Stargazers love the dark skies in Cooney. On a clear night, the stars and planets are so dense it’s awe-inspiring. Bring your telescope and a comfy chair and enjoy the show. You’ll be especially lucky if you happen to catch a meteor shower. You’ll definitely be able to see the Milky Way though, and that’s certainly not nothing!
Birders love Cooney, too. Hundreds of species of birds have been identified in the park, including American kestrels, franklin gulls and short-eared owls. The reservoir is a stopping point for migratory birds such as osprey and pelicans during the spring and fall. (Yes, we said pelicans!) Bird walks are popular during the summer months.
Another secret Cooney holds? Wind sports. The reservoir gets a good amount of wind and the sailing and kite boarding are exceptional. (You may want to bring your wetsuit come fall!) In the winter, kite skiers and ice sailing are also popular.
Stop at the Boyd Store, a vintage and antique consignment shop for live bait and fishing gear, fishing and hunting licenses, campfire wood, local produce, furs, skulls, knives—your basic Montana necessities and treasures, like local produce, groceries, homemade soups and sandwiches, gifts, fountain soda, penny candy, ice, propane, and, naturally, cold beer.
Live Like a Local
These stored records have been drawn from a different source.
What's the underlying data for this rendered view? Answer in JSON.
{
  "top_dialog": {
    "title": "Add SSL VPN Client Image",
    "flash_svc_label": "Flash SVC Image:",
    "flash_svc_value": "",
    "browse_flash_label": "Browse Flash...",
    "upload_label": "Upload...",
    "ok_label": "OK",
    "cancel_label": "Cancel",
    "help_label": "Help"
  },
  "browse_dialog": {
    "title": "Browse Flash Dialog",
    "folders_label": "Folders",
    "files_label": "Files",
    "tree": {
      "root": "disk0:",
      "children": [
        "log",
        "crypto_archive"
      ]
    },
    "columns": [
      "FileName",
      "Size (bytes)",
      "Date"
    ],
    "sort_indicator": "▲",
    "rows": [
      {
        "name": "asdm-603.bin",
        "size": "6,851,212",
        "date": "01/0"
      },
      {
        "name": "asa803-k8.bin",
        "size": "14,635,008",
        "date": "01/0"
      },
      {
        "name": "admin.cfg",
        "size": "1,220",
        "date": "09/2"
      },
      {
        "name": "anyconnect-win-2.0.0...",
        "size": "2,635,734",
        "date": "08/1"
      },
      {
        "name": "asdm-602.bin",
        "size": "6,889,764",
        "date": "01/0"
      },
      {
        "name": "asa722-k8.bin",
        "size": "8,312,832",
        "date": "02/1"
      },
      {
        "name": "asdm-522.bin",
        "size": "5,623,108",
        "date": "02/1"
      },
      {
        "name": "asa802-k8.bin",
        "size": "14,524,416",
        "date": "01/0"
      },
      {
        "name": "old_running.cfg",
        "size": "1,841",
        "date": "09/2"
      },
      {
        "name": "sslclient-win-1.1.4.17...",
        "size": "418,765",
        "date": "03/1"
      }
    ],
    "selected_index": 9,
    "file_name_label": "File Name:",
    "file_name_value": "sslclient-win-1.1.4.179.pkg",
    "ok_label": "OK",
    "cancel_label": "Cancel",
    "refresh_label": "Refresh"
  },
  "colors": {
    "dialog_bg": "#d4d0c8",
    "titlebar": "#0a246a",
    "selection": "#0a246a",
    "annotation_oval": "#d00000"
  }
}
Fish Cooney State Park in October when the reservoir is stocked with 20,000 catchable rainbow trout. Anglers, (including ice fishers) also love the walleye and perch, and once you taste them, you’ll see why—fresh lake fish are divine.